The Early Modern Commons

Search Results for "Declaratory Act"

Your search for posts with tags containing Declaratory Act found 4 posts

The Stamp Act Meets the Bottom Line

On 18 March 1766, Parliament repealed the Stamp Act for its American colonies. That was one week short of the law’s first anniversary.Of course, the Stamp Act had already failed. How badly? Alvin Rabushka’s Taxation in Colonial America has...
From: Boston 1775 on 18 Mar 2016

The House of Lords Considers the Declaratory Act

The Rockingham government’s strategy to extricate itself from the unenforceable Stamp Act and yet maintain Parliament’s authority was to couple the repeal of that law with the Declaratory Act. That act stated outright that Parliament’s...
From: Boston 1775 on 15 Feb 2016

Isaac Barré: Advocate for Americans in the House of Commons

Isaac Barré was born in Dublin, Ireland, in 1726. He was educated at Trinity College and following graduation in 1745 enrolled at the Inns of Court.

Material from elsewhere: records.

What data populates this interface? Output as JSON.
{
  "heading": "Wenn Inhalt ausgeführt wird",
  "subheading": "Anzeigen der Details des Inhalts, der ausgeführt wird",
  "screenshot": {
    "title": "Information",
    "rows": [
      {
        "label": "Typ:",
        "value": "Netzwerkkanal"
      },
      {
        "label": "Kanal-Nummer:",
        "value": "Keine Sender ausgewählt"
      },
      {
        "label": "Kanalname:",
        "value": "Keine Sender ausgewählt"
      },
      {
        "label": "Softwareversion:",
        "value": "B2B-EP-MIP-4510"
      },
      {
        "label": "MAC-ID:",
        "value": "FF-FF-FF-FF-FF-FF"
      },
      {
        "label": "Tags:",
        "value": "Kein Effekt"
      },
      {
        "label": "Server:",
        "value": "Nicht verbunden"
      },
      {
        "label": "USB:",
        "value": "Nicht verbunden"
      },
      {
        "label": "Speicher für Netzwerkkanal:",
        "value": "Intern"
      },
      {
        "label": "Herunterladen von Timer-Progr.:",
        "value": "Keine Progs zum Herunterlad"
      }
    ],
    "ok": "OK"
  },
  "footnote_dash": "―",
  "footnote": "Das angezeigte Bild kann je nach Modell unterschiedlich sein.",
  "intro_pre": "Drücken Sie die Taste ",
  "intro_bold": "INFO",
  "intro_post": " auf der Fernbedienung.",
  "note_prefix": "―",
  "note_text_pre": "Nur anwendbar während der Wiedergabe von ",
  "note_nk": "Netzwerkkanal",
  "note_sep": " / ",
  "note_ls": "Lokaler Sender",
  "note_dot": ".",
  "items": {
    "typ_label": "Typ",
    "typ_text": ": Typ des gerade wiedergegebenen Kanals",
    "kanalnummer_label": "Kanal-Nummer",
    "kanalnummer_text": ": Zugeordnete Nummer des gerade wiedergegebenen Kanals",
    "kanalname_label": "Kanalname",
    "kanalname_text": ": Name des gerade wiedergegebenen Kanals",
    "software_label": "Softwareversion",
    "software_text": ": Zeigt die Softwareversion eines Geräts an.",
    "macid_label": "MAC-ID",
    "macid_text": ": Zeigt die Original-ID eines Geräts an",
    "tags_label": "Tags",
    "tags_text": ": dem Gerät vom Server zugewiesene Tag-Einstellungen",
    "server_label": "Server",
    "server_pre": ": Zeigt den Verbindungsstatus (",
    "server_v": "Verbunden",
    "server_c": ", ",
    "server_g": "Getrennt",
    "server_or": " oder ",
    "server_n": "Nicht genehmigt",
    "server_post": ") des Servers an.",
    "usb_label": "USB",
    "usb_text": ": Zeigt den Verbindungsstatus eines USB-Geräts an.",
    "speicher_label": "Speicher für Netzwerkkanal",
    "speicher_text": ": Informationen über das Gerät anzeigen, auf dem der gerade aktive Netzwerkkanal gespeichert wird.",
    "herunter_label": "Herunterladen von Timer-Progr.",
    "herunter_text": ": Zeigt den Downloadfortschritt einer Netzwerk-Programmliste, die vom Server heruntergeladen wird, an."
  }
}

Within a year he lost interest in the law and decided to enter the military. He served as an infantry...

The Earliest Appearance of “No Taxation without Representation” (so far)

In March 1766, Parliament repealed its Stamp Act for North America but passed the Declaratory Act, meant to establish that it had the power to pass laws governing those colonies—including, implicitly, new tax laws. One of the few voices against the...
From: Boston 1775 on 23 Dec 2012

Notes on Post Tags Search

By default, this searches for any categories containing your search term: eg, Tudor will also find Tudors, Tudor History, etc. Check the 'exact' box to restrict searching to categories exactly matching your search. All searches are case-insensitive.

This is a search for tags/categories assigned to blog posts by their authors. The terminology used for post tags varies across different blog platforms, but WordPress tags and categories, Blogspot labels, and Tumblr tags are all included.

This search feature has a number of purposes:

1. to give site users improved access to the content EMC has been aggregating since August 2012, so they can look for bloggers posting on topics they're interested in, explore what's happening in the early modern blogosphere, and so on.

2. to facilitate and encourage the proactive use of post categories/tags by groups of bloggers with shared interests. All searches can be bookmarked for reference, making it possible to create useful resources of blogging about specific news, topics, conferences, etc, in a similar fashion to Twitter hashtags. Bloggers could agree on a shared tag for posts, or an event organiser could announce one in advance, as is often done with Twitter hashtags.

Caveats and Work in Progress

This does not search post content, and it will not find any informal keywords/hashtags within the body of posts.

If EMC doesn't find any <category> tags for a post in the RSS feed it is classified as uncategorized. These and any <category> 'uncategorized' from the feed are omitted from search results. (It should always be borne in mind that some bloggers never use any kind of category or tag at all.)

This will not be a 'real time' search, although EMC updates content every few hours so it's never very far behind events.

The search is at present quite basic and limited. I plan to add a number of more sophisticated features in the future including the ability to filter by blog tags and by dates. I may also introduce RSS feeds for search queries at some point.

Constructing Search Query URLs

If you'd like to use an event tag, it's possible to work out in advance what the URL will be, without needing to visit EMC and run the search manually (though you might be advised to check it works!). But you'll need to use URL encoding as appropriate for any spaces or punctuation in the tag (so it might be a good idea to avoid them).

This is the basic structure:

http://emc.historycarnival.org/searchcat?s={search term or phrase}

For example, the URL for a simple search for categories containing London:

http://emc.historycarnival.org/searchcat?s=london

The URL for a search for the exact category Gunpowder Plot:

http://emc.historycarnival.org/searchcat?s=Gunpowder%20Plot&exact=on

In this more complex URL, %20 is the URL encoding for a space between words and &exact=on adds the exact category requirement.

I'll do my best to ensure that the basic URL construction (searchcat?s=...) is stable and persistent as long as the site is around.